Exposition of Genesis 1–11: Genesis 9:12–15

Genesis 9:12–15
And God said, “This is the guarantee of the covenant I am making with you and every living creature with you, a covenant for all subsequent generations: 13 I will place my rainbow in the clouds, and it will become a guarantee of the covenant between me and the earth. 14 Whenever I bring clouds over the earth and the rainbow appears in the clouds, 15 then I will remember my covenant with you and with all living creatures of all kinds. Never again will the waters become a flood and destroy all living things.”(NET Bible)

 A commitment to calm fears

On one level it is astonishing that the all-powerful Creator makes a binding agreement with the living things he has made. But he did so in unmistakable terms.

What is the significance of God making a covenant with humankind? What was the idea behind making known what he expected of us and what he would do in return?

The language of Genesis 9:12 seems formal in its careful enumeration of the covenant parties. The Hebrew text makes very clear that God is establishing a covenant “between me [God] and you [Noah, his sons and their wives] and every living being that was with you for farthest generations” (Gordon Wenham).[1] We should be equally careful in considering the covenant parties, but ordinarily we ignore the animals, whom God always includes!
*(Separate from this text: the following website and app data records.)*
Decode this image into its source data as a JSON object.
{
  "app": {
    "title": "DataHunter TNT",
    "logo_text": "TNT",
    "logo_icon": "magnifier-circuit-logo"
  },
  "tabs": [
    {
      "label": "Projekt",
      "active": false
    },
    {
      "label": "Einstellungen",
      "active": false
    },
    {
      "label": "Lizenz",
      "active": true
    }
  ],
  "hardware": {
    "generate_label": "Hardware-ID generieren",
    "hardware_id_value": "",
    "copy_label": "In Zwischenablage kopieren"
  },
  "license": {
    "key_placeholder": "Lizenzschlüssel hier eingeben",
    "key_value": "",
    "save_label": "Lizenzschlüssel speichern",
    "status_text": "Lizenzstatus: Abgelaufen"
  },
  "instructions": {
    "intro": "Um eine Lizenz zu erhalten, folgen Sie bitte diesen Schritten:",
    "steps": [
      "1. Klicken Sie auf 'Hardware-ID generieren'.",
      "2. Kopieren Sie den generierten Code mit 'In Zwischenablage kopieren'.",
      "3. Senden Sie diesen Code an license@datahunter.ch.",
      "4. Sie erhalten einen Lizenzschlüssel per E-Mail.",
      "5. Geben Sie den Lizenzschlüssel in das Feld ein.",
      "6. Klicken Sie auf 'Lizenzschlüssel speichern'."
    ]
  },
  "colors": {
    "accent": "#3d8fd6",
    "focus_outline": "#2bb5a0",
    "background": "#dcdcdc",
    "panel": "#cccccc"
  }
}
Perhaps this blind spot is a demonstration of how we have lost sight of our stewardship for God over the earth and its life forms.

The first words of Genesis 9:13 are “my rainbow” to emphasize it. But the time-sense of the verse, is an issue between translations:

NET Genesis 9:13 “I will place my rainbow in the clouds, and it will become a guarantee of the covenant between me and the earth.” (emphasis added)

ESV Genesis 9:13 “I have set my bow in the cloud, and it shall be a sign of the covenant between me and the earth.” (emphasis added)

NET is alone among major translations in saying “will . . . will,” placing all action in the future. ESV joins NIV 2011, The Jewish Bible, and the Holman Christian Standard Bible in some variant of “have . . . shall/will,” placing the initial action in the past and the subsequent action in the future.

I consider the ESV and other translations better than NET here, because rainbows would have already existed as a matter of physics (sunlight falling on water droplets at a certain angle); the newly introduced element was the significance God was giving the rainbow as a sign.

For God to bless Noah and his sons, rain would have to fall on the earth to nurture crops. But imagine the potential for panic when a storm rolled in. To provide peace of mind during his new start with Noah, God re-brands the meaning of a storm (Gen. 9:14). Instead of being a reminder of judgment, a rainbow would serve as a reminder of God’s covenant promise (Gen. 9:15). It is God who brings the necessary rains, and in doing so he provides rain for both the just and the unjust (Matt. 5:45).

Copyright © 2011 by Barry Applewhite. All rights reserved worldwide. Derived from material created for Christ Fellowship, McKinney, Texas. Used by permission.



[1] Gordon J. Wenham, Genesis 1–15, Word Biblical Commentary (Nashville: Word Incorporated, 1987) 151.

Do you have an opinion or a different interpretation? Let me know!